Janice Esther Tulk – A focus on Mi’kmaw expressive culture
Janice Esther Tulk, Senior Research Associate for the Purdy Crawford Chair in Aboriginal Business Studies, recently organized a panel discussion on Indigenous business in Canada and will be presenting her personal work on First Nations dance as part of CBU’s Research Month.
Janice has been with CBU for roughly four and a half years, starting in September of 2011. Janice previously spent some time at CBU from 2008-2010 when she held a Social Sciences and Humanities Research Council (SSHRC) post-doctoral fellowship in the Unama’ki College under the supervision of Dr. Richard MacKinnon.
As the senior research associate for the Purdy Crawford Chair, Janice’s research focusses on best practices in Aboriginal business. With a background in folklore and music, Janice says she also conducts research on Mi’kmaw cultural practices in her spare time.
Janice was led to research on Mi’kmaw cultural practices during her doctoral studies, focussing on powwows in Atlantic Canada and how they provide a space for expression and negotiation of Mi’kmaw identity. Janice says that her current project on children’s dances brings her back to these academic roots and her first love will always be expressive culture.
“It was a labour of love to go back to field recordings I’d made during my doctoral studies and review the content for this project.
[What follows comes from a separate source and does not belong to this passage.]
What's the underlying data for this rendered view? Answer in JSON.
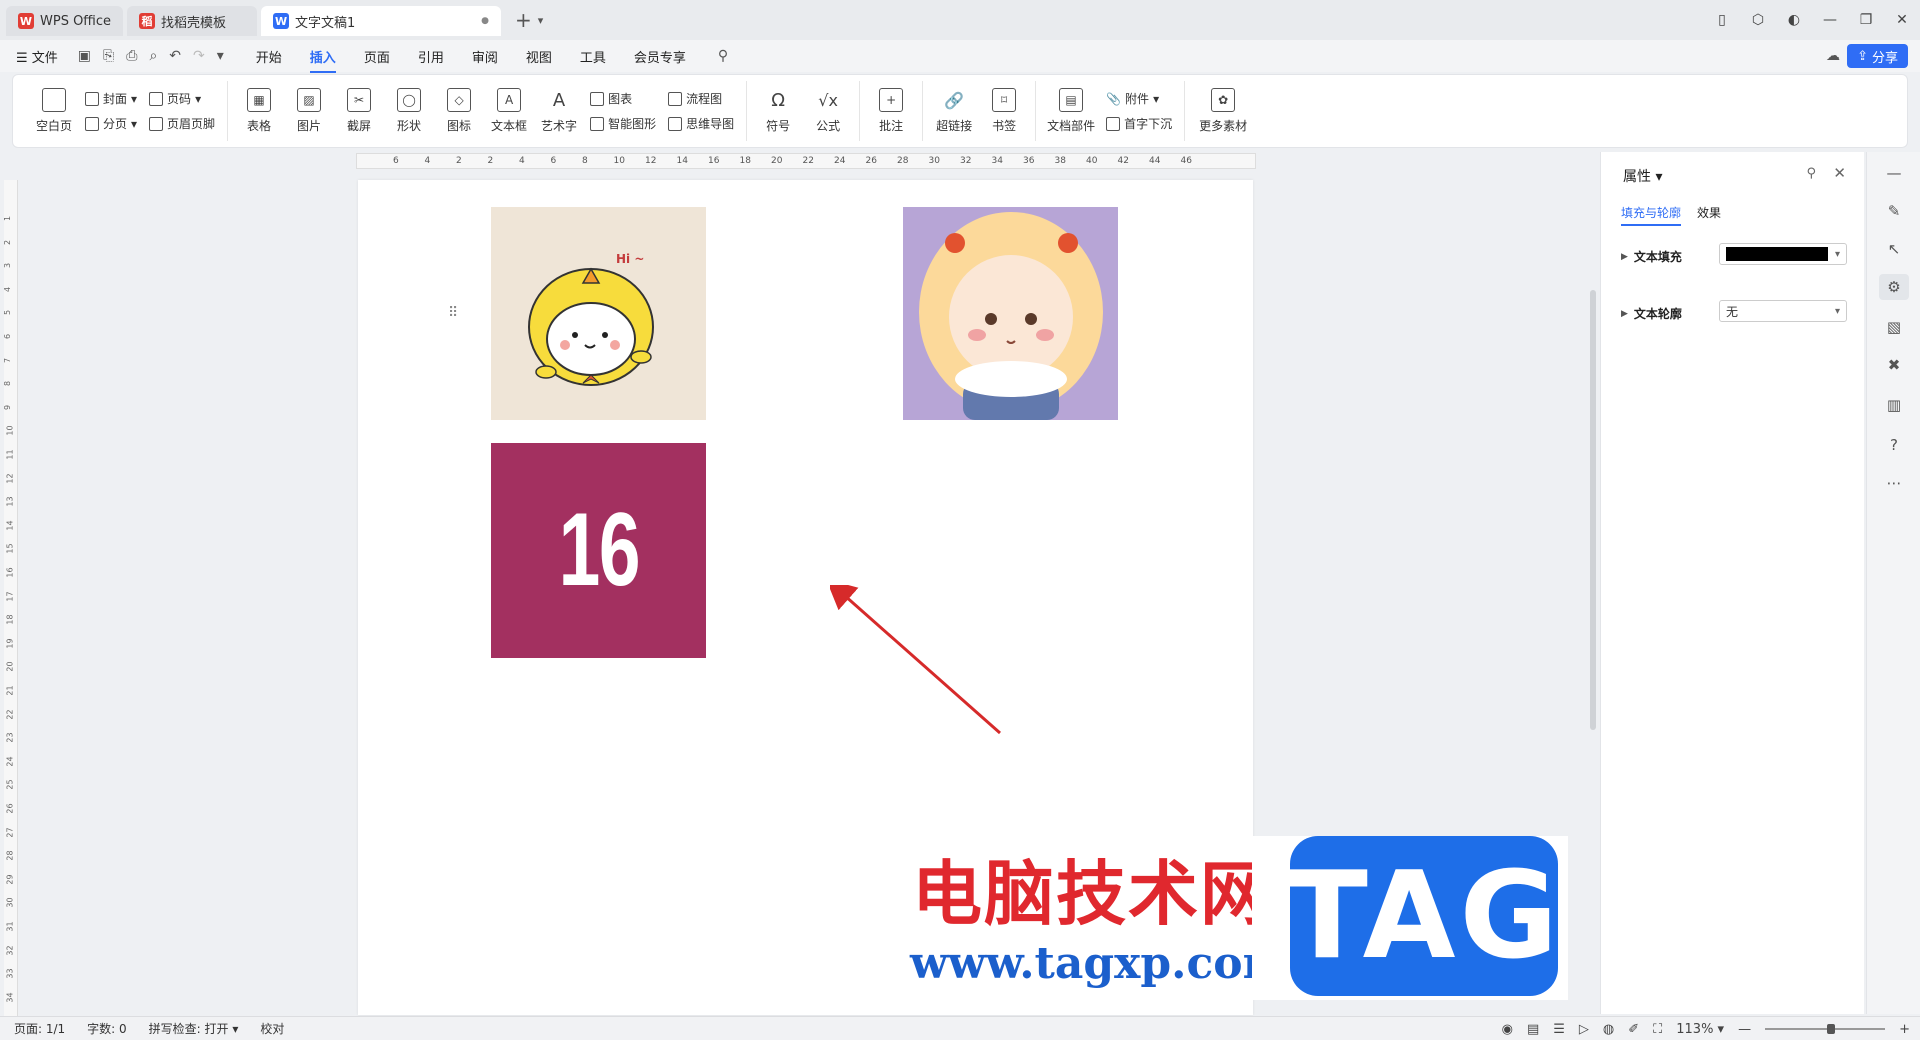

It was fun to conduct new interviews to help me better understand the role of these dances in the context of a powwow. I felt like I was coming back to everything with fresh eyes,” Janice says.
Janice researched this area by reviewing field recordings of powwows she collected throughout the Atlantic Provinces between 2004 and 2010, focussing on children’s dances. She made notes about the types of dances that occurred, the dance styles, and the outfits the children were wearing. Janice says she also reviewed the interaction of the emcee and the “stage talk” associated with each event.
Following her review of the recordings, Janice analyzed the different types of dances the children engaged in and grouped them into broader categories — dances that imitate the movement of animals, dances that appear to be games, and dances that appeared to be competitive, one of which was called “Indian Breakdancing” by one of the powwow emcees. After analyzing and categorizing the dances, she conducted new interviews with the Mi’kmaw emcees to learn more about the meaning and functions of the dance styles in the context of a powwow.